During the decade of the 1990s, many firms engaged in widespread internal dissemination of information technology (IT) in an effort to leverage the capabilities of IT into greater organizational efficiencies. Information technologies such as electronic mail, office automation applications, and enterprise resource planning systems, are a few of the most popular examples of organizational IT initiatives from the past decade. Today, the use of information technology is an integral part of the ordinary course of business and provides technologically progressive firms with heretofore-unseen opportunities. For example, Dell Computers developed and maintains a competitive advantage in the retail technology sector based partly upon the use if information technology that did not exist 10 years ago. Although business applications of information technology present firms with vast opportunity, there is a myriad of complexities associated with organizational IT usage. Generally, this paper examines one critical area: the human resource aspect of organizational IT usage. Specifically, the research presented herein answers the question “Do human resource and information technology professionals perceive information technology certification differently?” The question is of practical relevance when examined, as in this study, within the context of the candidate selection process for a firm evaluating potential hires for an information technology-related position. Initially, the current paper presents a comprehensive overview of the theoretical foundations of certification. From theory, we construct a testing methodology that utilizes, as subjects, practicing human resource and information technology professionals. An analysis of the collected data revealed a marked difference in the perception of information technology certification among the subject groups. Based on the results of structured interviews with the study participants, we present concluding explanations regarding the statistically significant differences among groups.
In the global marketplace, information technology (IT) is an increasingly important business tool. Each day, firms find new ways to employ technology to enhance their respective competitive posture. Within the business arena, one of the most widely utilized IT innovations is the information systems network (ISN) (Passmore, 2000). Information systems networks, comprised of global, wide, and local area networks, are vital components of the interconnected centerpiece of the worldwide digital business communications infrastructure. Information systems networks provide organizations with unprecedented efficiencies to share data and physical IT resources (Stallings, 1997). In order to leverage the advantages of ISN connectivity, businesses continue to network at an unprecedented rate (O’Keefe & Masud, 1999). However, many organizations struggle with the task of managing mission-critical ISN resources (Watson, 2000).
One common challenge faced by all organizations attempting to leverage the capabilities of an ISN is to identify a competent professional to mange the technology resource. During the candidate selection process, many firms place considerable importance on professional certifications (Williamson, 1997). Traditionally, an ISN professional that holds a certification can garner significantly more compensation than a non-certified counter-part (Prencipe, 2000; Williamson, 1997). The underlying assumption of employers regarding ISN certification is this: A certified individual is better able to facilitate the management of organizational ISN resources.
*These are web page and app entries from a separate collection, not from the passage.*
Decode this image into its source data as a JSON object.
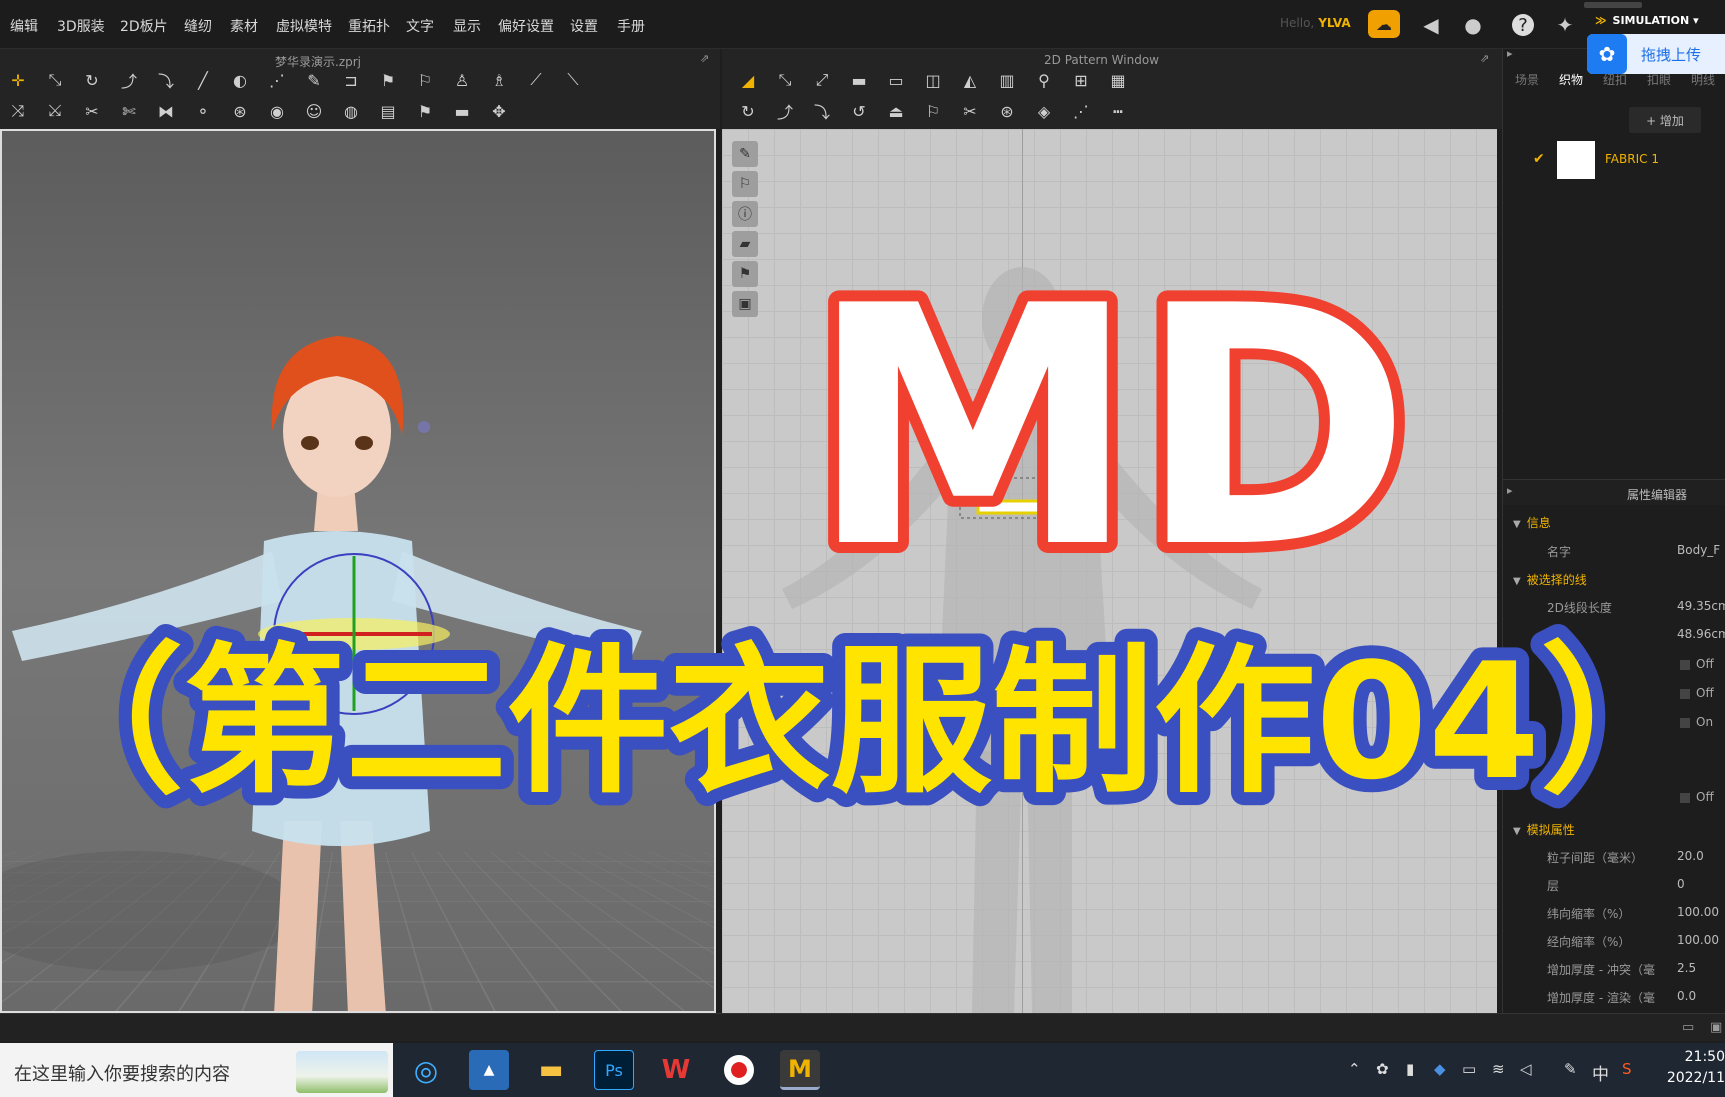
{
  "menu": [
    "编辑",
    "3D服装",
    "2D板片",
    "缝纫",
    "素材",
    "虚拟模特",
    "重拓扑",
    "文字",
    "显示",
    "偏好设置",
    "设置",
    "手册"
  ],
  "header": {
    "greeting": "Hello,",
    "user": "YLVA",
    "simulation_label": "SIMULATION",
    "upload_label": "拖拽上传"
  },
  "window_3d": {
    "title": "梦华录演示.zprj"
  },
  "window_2d": {
    "title": "2D Pattern Window"
  },
  "right_panel": {
    "tabs": [
      "场景",
      "织物",
      "纽扣",
      "扣眼",
      "明线"
    ],
    "active_tab": 1,
    "add_label": "+ 增加",
    "fabric_name": "FABRIC 1",
    "property_editor": "属性编辑器",
    "info_section": "信息",
    "name_key": "名字",
    "name_value": "Body_F",
    "selected_section": "被选择的线",
    "len2d_key": "2D线段长度",
    "len2d_value": "49.35cm",
    "len3d_value": "48.96cm",
    "toggles": [
      "Off",
      "Off",
      "On",
      "Off"
    ],
    "sim_section": "模拟属性",
    "sim_rows": [
      {
        "k": "粒子间距（毫米）",
        "v": "20.0"
      },
      {
        "k": "层",
        "v": "0"
      },
      {
        "k": "纬向缩率（%）",
        "v": "100.00"
      },
      {
        "k": "经向缩率（%）",
        "v": "100.00"
      },
      {
        "k": "增加厚度 - 冲突（毫",
        "v": "2.5"
      },
      {
        "k": "增加厚度 - 渲染（毫",
        "v": "0.0"
      }
    ]
  },
  "overlay": {
    "title": "MD",
    "subtitle": "（第二件衣服制作04）"
  },
  "taskbar": {
    "search_placeholder": "在这里输入你要搜索的内容",
    "time": "21:50",
    "date": "2022/11",
    "ime": "中"
  },
  "colors": {
    "accent": "#f0b400",
    "md_outline": "#f04030",
    "subtitle_fill": "#ffe400",
    "subtitle_outline": "#3a4fc0"
  }
}
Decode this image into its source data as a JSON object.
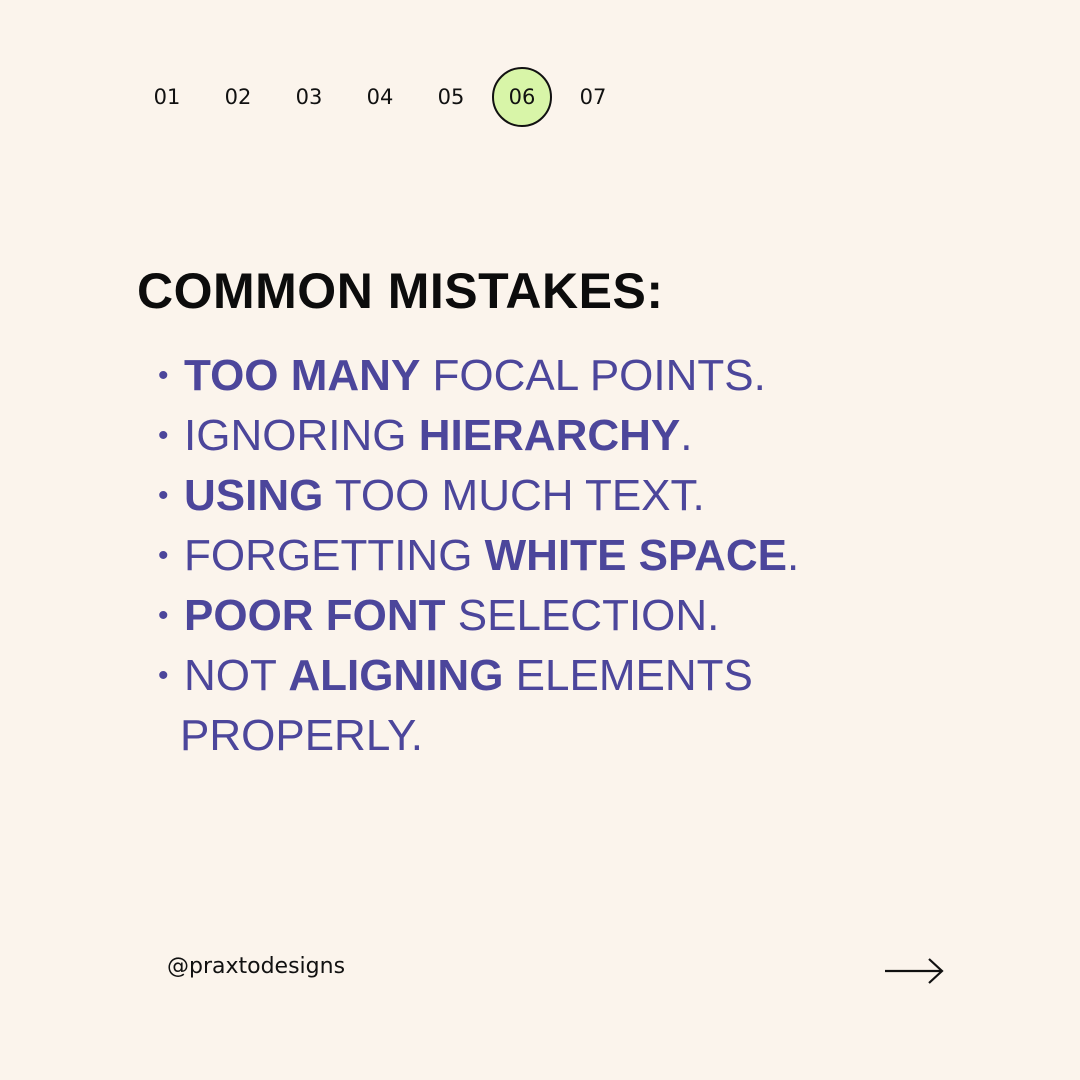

However, previous research indicates that certification is not a positive predictor of one’s ability to manage organizational ISN resources (Cegielski, 2004; Cegielski, Rebman, & Reithel, 2003). In this contradiction between practice and theory, lies the general question the current study seeks to answer: who values information technology certification in the candidate selection process for IT-related positions?
Key Terms in this Chapter
Information Technology: The hardware, software, and communications devices that facilitates today’s ordinary course of business.
Expertise: An evolution and refinement of the structure and processes of memory associated with the practice of a task that requires the application of knowledge
Certification: A means by which to identify claimants to the title of expert
Autonomy: The independence in thought and practice to apply knowledge within the full spectrum of an acceptably defined range of one’s profession.